Its subscription is voluntary, although it is incentivized by means of subsidies that reduce the cost of premiums to producers, which are granted by both the Minister of Agriculture and the Autonomous Regions (they grant aid in highly variable percentages according to territories and productions).
During the 2014-2020 period, public support for agricultural insurance is around 2,000 million euros. This figure maintains Spain as the Member State that devotes the greatest resources to agricultural risk management.

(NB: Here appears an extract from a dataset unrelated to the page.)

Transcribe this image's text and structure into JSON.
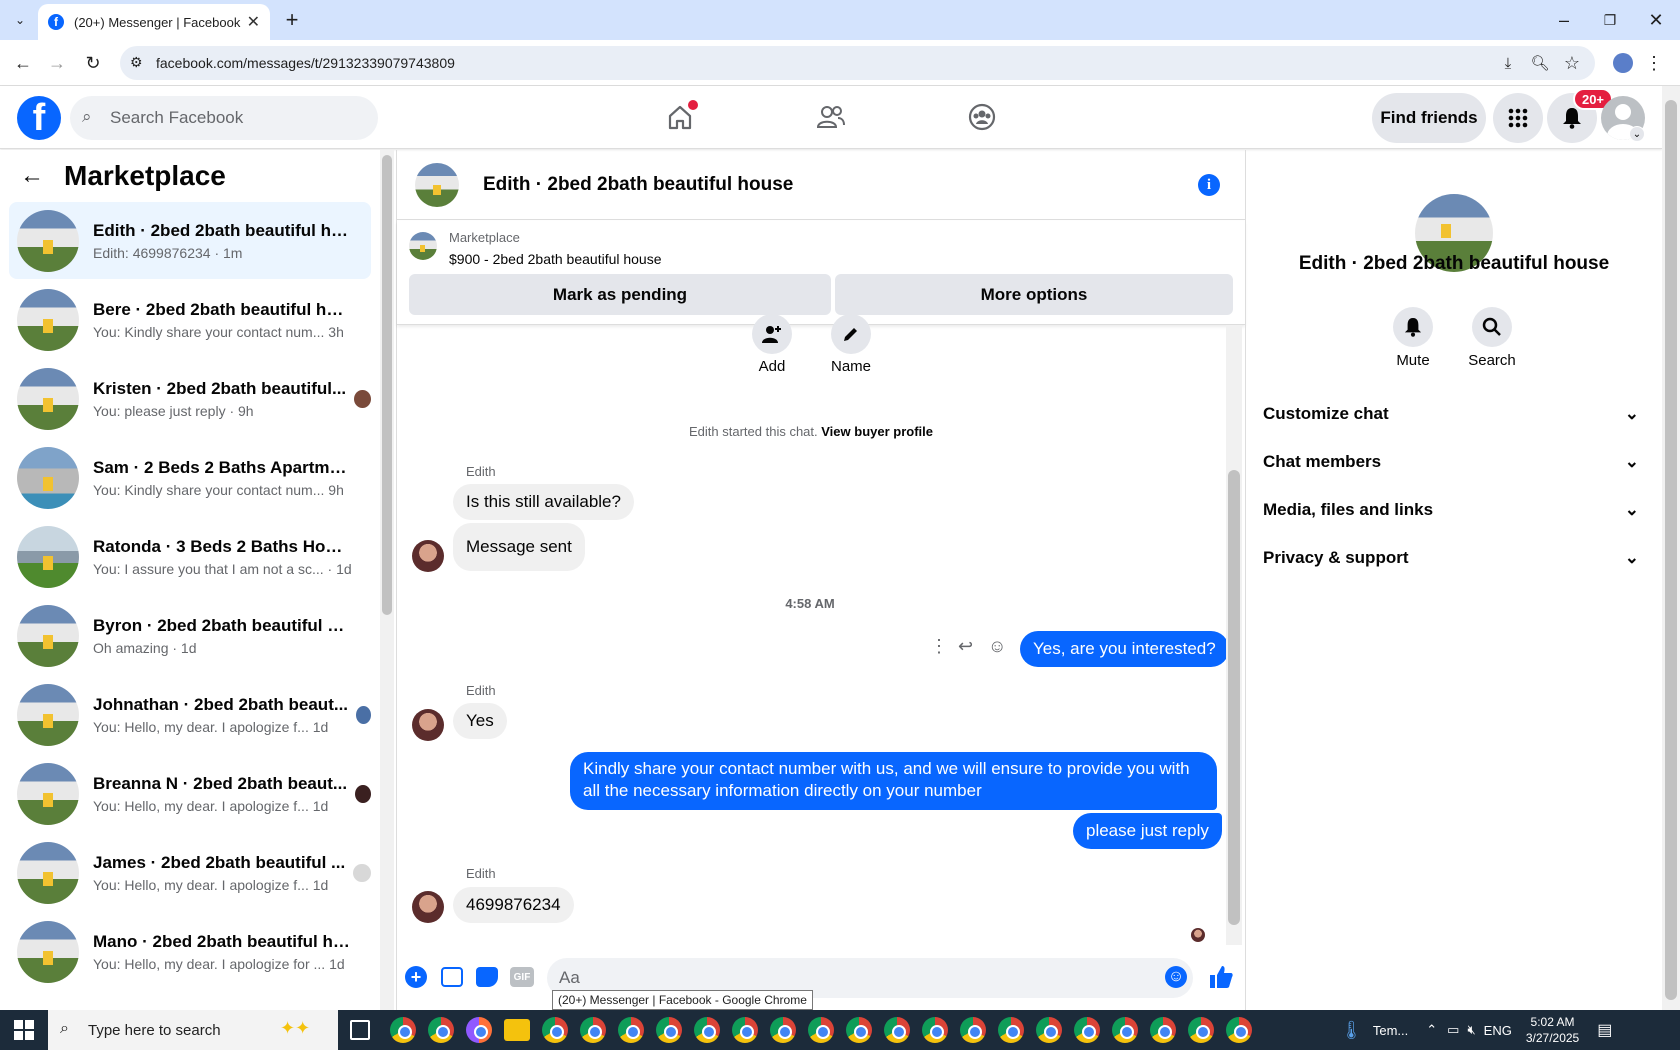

Therefore, during the next programming period, Spain intends to continue basing its risk management policy on the maintenance and improvement of The Combined Agrarian Insurance System as a national policy, financed with equally national funds. The Combined Agrarian Insurance System in Spain is a very consolidated system with a high degree of maturity. This is a complex public-private insurance scheme. The insurance sector contributes unquestionable value through underwriting techniques and by assuming the established level of risk. The public sector plays a coordinating and planning role. In addition, the role played by the public entity Consorcio de Compensación de Seguros as the mandatory reinsurer of the system is extremely important. The leading role of the agricultural sector itself should also be emphasized.
Additionally, it is necessary to reinforce risk prevention by means of instruments which cover other less frequent eventualities, but which are more difficult to be managed by the farmer on his own. This category includes production risks associated with climate and biological factors. In this regard, climate change predictions point to agriculture as one of the sectors most affected by climate change, especially in countries located in areas of greater vulnerability, such as the Mediterranean basin. Indeed, the forecasts point to a trend towards a decrease in rainfall and an increase in temperature in a large part of Spain, which will lead to a reduction in yields and, therefore, in agricultural profitability. Likewise, an increase in the volatility of production is foreseeable due to the greater frequency of extreme weather events such as drought, heat waves or hail. For this reason, risk management policy must also aim to improve the gradual adaptation of farms to the effects of climate change. In this sense, agricultural insurance is a useful tool to enable such adaptation, as stated in the National Plan for Adaptation to Climate Change.